The word audit makes most people grimace. It triggers an underlying fear of punishment. It’s similar to the feeling many teenagers experience when a parent enters their room to discover what really happens behind the sacred door.
It’s the fear that someone will see what you are doing and be disappointed.
But, conducting an audit on your brand can have a positive result. It helps unveil a true picture of your company as your customer sees it.
When is the last time that you sat down and honestly assessed your brand, and thought about how it relates to the customer experience? If you’re overdue, this blog and accompanying worksheet will help you complete a brand audit.
Sometimes the word brand is a catchall to describe the collateral used to promote your company (logos, colors, websites, merchandise) but the scope is wider. In my last blog, Branding and coffee; A supercharged combination, you learned that your brand is really your “promise”.
To know your brand requires an honest assessment. Strengths come to light, and opportunities become goals. And if you have an open mind, your business will grow.
Try this simplified process to help audit your current brand. Look at it from three perspectives:
- Strategy: What is your company’s ultimate purpose?
- Recognition: What does your company look like to the naked eye/new customer?
- Promotion: How will you tell the rest of the world about your brand?
Consider each perspective as a section of a triangle. Individually, the pieces aren’t very strong. Collectively, they make up a cohesive and holistic brand strategy. Together they can withstand internal or external forces of change.
Now grab your laptop, download this worksheet, and conduct a brand audit. Get the basics on paper for now. We’ll get into the details in subsequent blog posts.
Just remember that no matter what you find, you’re not in trouble!
May 2, 2013 by Rebecca Prescott
I think about Starbucks a lot.
I can’t tell you that it’s only because I love their coffee. It’s not that simple.
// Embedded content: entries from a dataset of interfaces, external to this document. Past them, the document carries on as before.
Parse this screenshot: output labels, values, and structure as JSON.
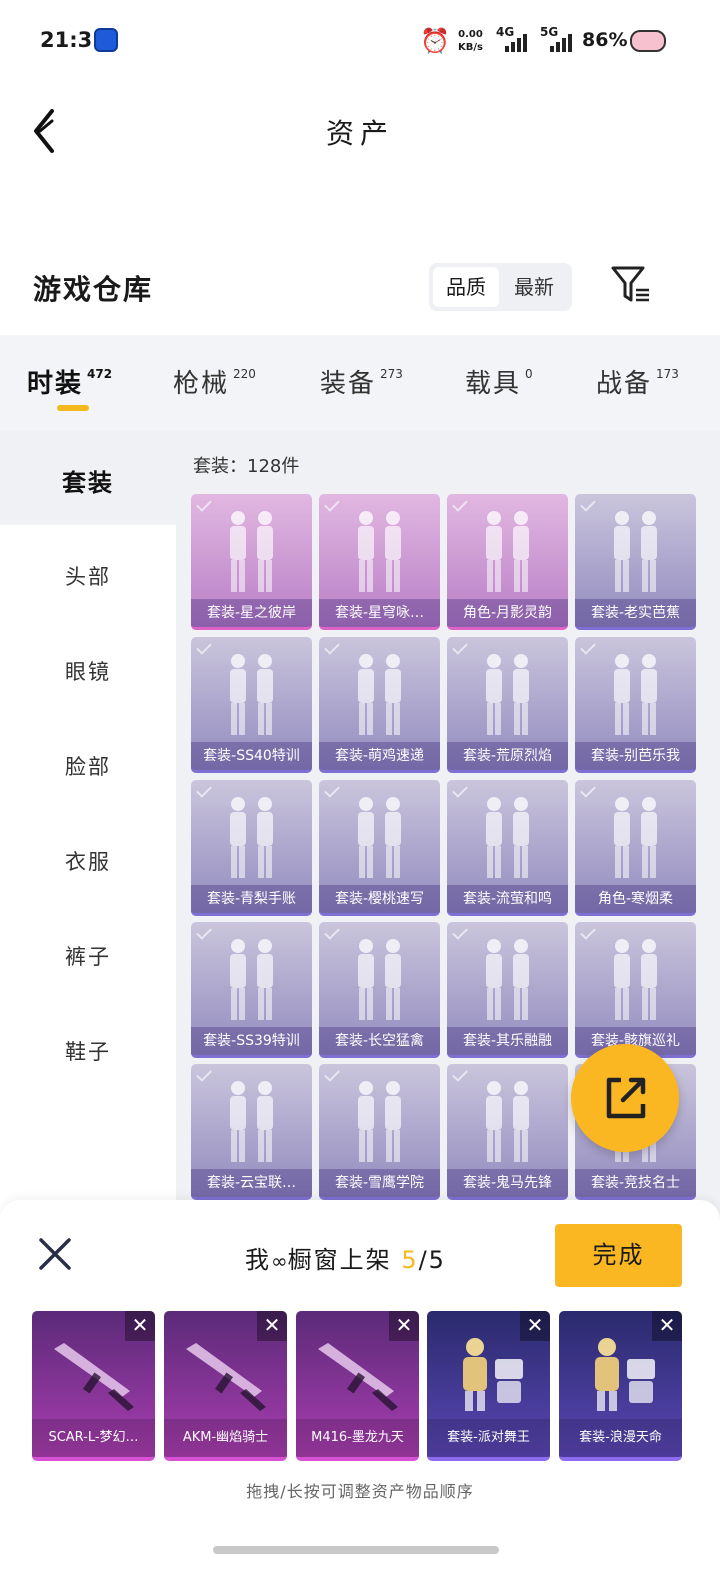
{
  "status_bar": {
    "time": "21:31",
    "net_speed_value": "0.00",
    "net_speed_unit": "KB/s",
    "network_1": "4G",
    "network_2": "5G",
    "battery": "86%",
    "icons": [
      "app-icon",
      "alarm-icon",
      "signal-icon",
      "battery-pig-icon"
    ]
  },
  "header": {
    "title": "资产",
    "back_icon": "back-chevron-icon"
  },
  "warehouse": {
    "title": "游戏仓库",
    "sort_options": [
      "品质",
      "最新"
    ],
    "selected_sort": "品质",
    "filter_icon": "filter-icon"
  },
  "tabs": [
    {
      "label": "时装",
      "count": "472",
      "active": true
    },
    {
      "label": "枪械",
      "count": "220",
      "active": false
    },
    {
      "label": "装备",
      "count": "273",
      "active": false
    },
    {
      "label": "载具",
      "count": "0",
      "active": false
    },
    {
      "label": "战备",
      "count": "173",
      "active": false
    }
  ],
  "sidebar": {
    "items": [
      "套装",
      "头部",
      "眼镜",
      "脸部",
      "衣服",
      "裤子",
      "鞋子"
    ],
    "selected": "套装"
  },
  "grid": {
    "count_label": "套装：128件",
    "items": [
      {
        "label": "套装-星之彼岸",
        "rarity": "pink"
      },
      {
        "label": "套装-星穹咏…",
        "rarity": "pink"
      },
      {
        "label": "角色-月影灵韵",
        "rarity": "pink"
      },
      {
        "label": "套装-老实芭蕉",
        "rarity": "violet"
      },
      {
        "label": "套装-SS40特训",
        "rarity": "violet"
      },
      {
        "label": "套装-萌鸡速递",
        "rarity": "violet"
      },
      {
        "label": "套装-荒原烈焰",
        "rarity": "violet"
      },
      {
        "label": "套装-别芭乐我",
        "rarity": "violet"
      },
      {
        "label": "套装-青梨手账",
        "rarity": "violet"
      },
      {
        "label": "套装-樱桃速写",
        "rarity": "violet"
      },
      {
        "label": "套装-流萤和鸣",
        "rarity": "violet"
      },
      {
        "label": "角色-寒烟柔",
        "rarity": "violet"
      },
      {
        "label": "套装-SS39特训",
        "rarity": "violet"
      },
      {
        "label": "套装-长空猛禽",
        "rarity": "violet"
      },
      {
        "label": "套装-其乐融融",
        "rarity": "violet"
      },
      {
        "label": "套装-骸旗巡礼",
        "rarity": "violet"
      },
      {
        "label": "套装-云宝联…",
        "rarity": "violet"
      },
      {
        "label": "套装-雪鹰学院",
        "rarity": "violet"
      },
      {
        "label": "套装-鬼马先锋",
        "rarity": "violet"
      },
      {
        "label": "套装-竞技名士",
        "rarity": "violet"
      }
    ],
    "share_icon": "share-export-icon"
  },
  "shelf": {
    "title_prefix": "我",
    "title_mid": "橱窗上架",
    "current": "5",
    "total": "/5",
    "done_label": "完成",
    "slots": [
      {
        "label": "SCAR-L-梦幻…",
        "type": "gun"
      },
      {
        "label": "AKM-幽焰骑士",
        "type": "gun"
      },
      {
        "label": "M416-墨龙九天",
        "type": "gun"
      },
      {
        "label": "套装-派对舞王",
        "type": "suit"
      },
      {
        "label": "套装-浪漫天命",
        "type": "suit"
      }
    ],
    "hint": "拖拽/长按可调整资产物品顺序"
  },
  "colors": {
    "accent": "#fbb722",
    "pink_rarity": "#e062c9",
    "violet_rarity": "#7d6fd3"
  }
}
I’m in love with the Starbucks brand, and the experience that comes with. Everything about the brand gets high praise from me: Packaging, merchandising, service standards, customer-rewards programs, human resources policies, their use of music, philanthropic endeavors and yes, even the coffee itself.
My friends might call it an obsession. But my love for the Starbucks brand has helped in my career; it’s helped me understand how a company can use its brand to cultivate and maintain customer loyalty. And Starbucks, like other companies that I respect, does it by offering an experience.
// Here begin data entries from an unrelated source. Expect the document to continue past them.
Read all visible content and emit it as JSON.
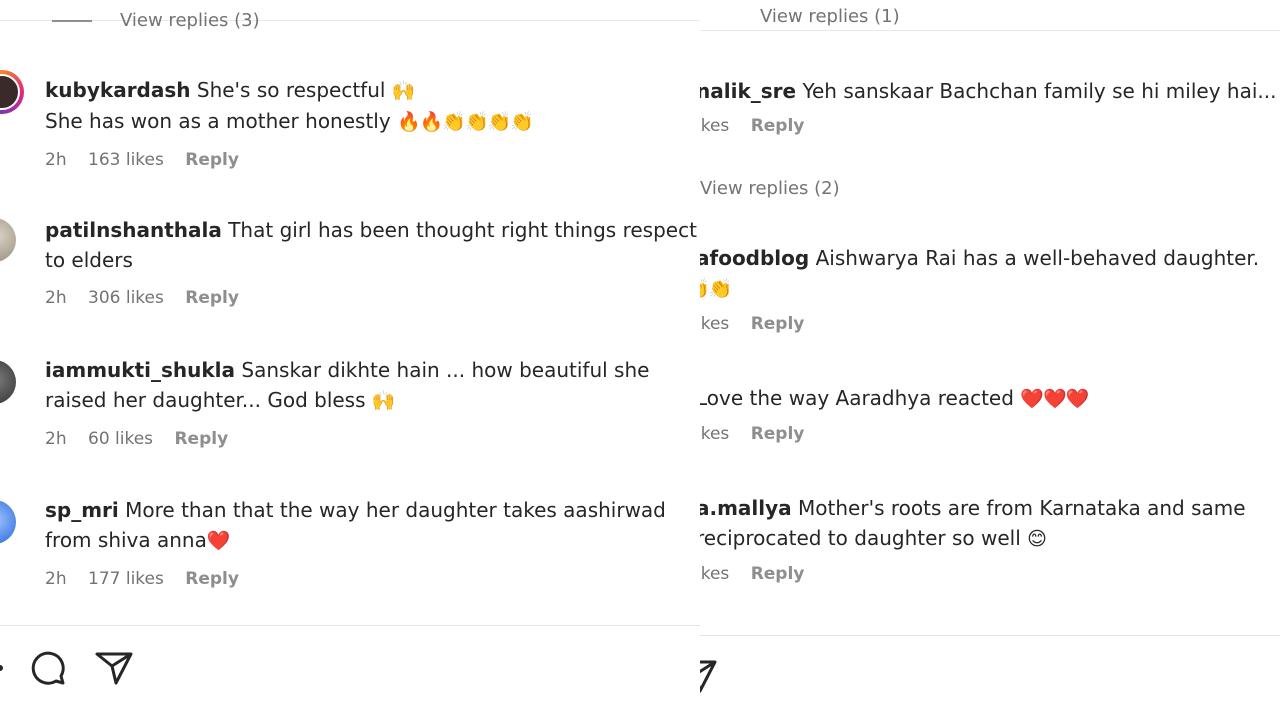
{
  "left": {
    "top_view_replies": "View replies (3)",
    "comments": [
      {
        "username": "kubykardash",
        "line1": "She's so respectful",
        "line1_emoji": "🙌",
        "line2": "She has won as a mother honestly",
        "line2_emoji": "🔥🔥👏👏👏👏",
        "time": "2h",
        "likes": "163 likes",
        "reply": "Reply"
      },
      {
        "username": "patilnshanthala",
        "line1": "That girl has been thought right things respect",
        "line2": "to elders",
        "time": "2h",
        "likes": "306 likes",
        "reply": "Reply"
      },
      {
        "username": "iammukti_shukla",
        "line1": "Sanskar dikhte hain ... how beautiful she",
        "line2": "raised her daughter... God bless",
        "line2_emoji": "🙌",
        "time": "2h",
        "likes": "60 likes",
        "reply": "Reply"
      },
      {
        "username": "sp_mri",
        "line1": "More than that the way her daughter takes aashirwad",
        "line2": "from shiva anna",
        "line2_emoji": "❤️",
        "time": "2h",
        "likes": "177 likes",
        "reply": "Reply"
      }
    ],
    "icons": [
      "comment-icon",
      "share-icon"
    ]
  },
  "right": {
    "top_text": "View replies (1)",
    "comments": [
      {
        "username": "nalik_sre",
        "line1": "Yeh sanskaar Bachchan family se hi miley hai...",
        "likes": "ikes",
        "reply": "Reply"
      },
      {
        "username": "afoodblog",
        "line1": "Aishwarya Rai has a well-behaved daughter.",
        "line2_emoji": "👏👏",
        "likes": "ikes",
        "reply": "Reply"
      },
      {
        "username": "",
        "line1": "Love the way Aaradhya reacted",
        "line1_emoji": "❤️❤️❤️",
        "likes": "ikes",
        "reply": "Reply"
      },
      {
        "username": "a.mallya",
        "line1": "Mother's roots are from Karnataka and same",
        "line2": "reciprocated to daughter so well",
        "line2_emoji": "😊",
        "likes": "ikes",
        "reply": "Reply"
      }
    ],
    "view_replies": "View replies (2)",
    "icons": [
      "share-icon"
    ]
  }
}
This blog kicks off a series of posts that I’ll be providing in the next few months about the importance of developing your brand. I’ll be talking about taking a brand inventory; developing a strategy; ways to increase recognition; and how to promote your brand.
But before we move on, let’s talk about the word itself.
There are thousands of definitions of the word brand. Here’s one that I particularly like from Alina Wheeler’s “Designing Brand Identity” (Second edition, 2006):
“The brand is the promise, the big idea, and the expectations that reside in each customer’s mind about a product, service or company.”
I’m particularly fascinated with the word “promise.” A promise sets the stage for a customer in their decision-making process. If they like and trust your brand, they’ll make a purchase. If they don’t, they’ll buy from someone else. And in my little corner of the universe, it’s the experience that keeps me coming back.
Here’s a scenario to consider: I’m standing on the corner of a major metropolitan city and have the choice of Starbucks and another coffee shop in the same square-mile area. I’ll walk to the Starbucks every time. Why? I know that when I walk out, they will have done their best to meet my needs. I know that if my drink doesn’t taste right, they’ll make another one no questions asked. It will be familiar and comfortable.
They have hooked me to the point where if I’m pressed to make a decision on how to spend money on coffee, I’ll choose Starbucks.
This can apply to financial professionals. You may not be a billion dollar coffee empire, but your brand can contribute to your failures and successes.
In the next installment of this series, I’ll take you through some steps to take a solid inventory of your current brand, and then set you free to do the same.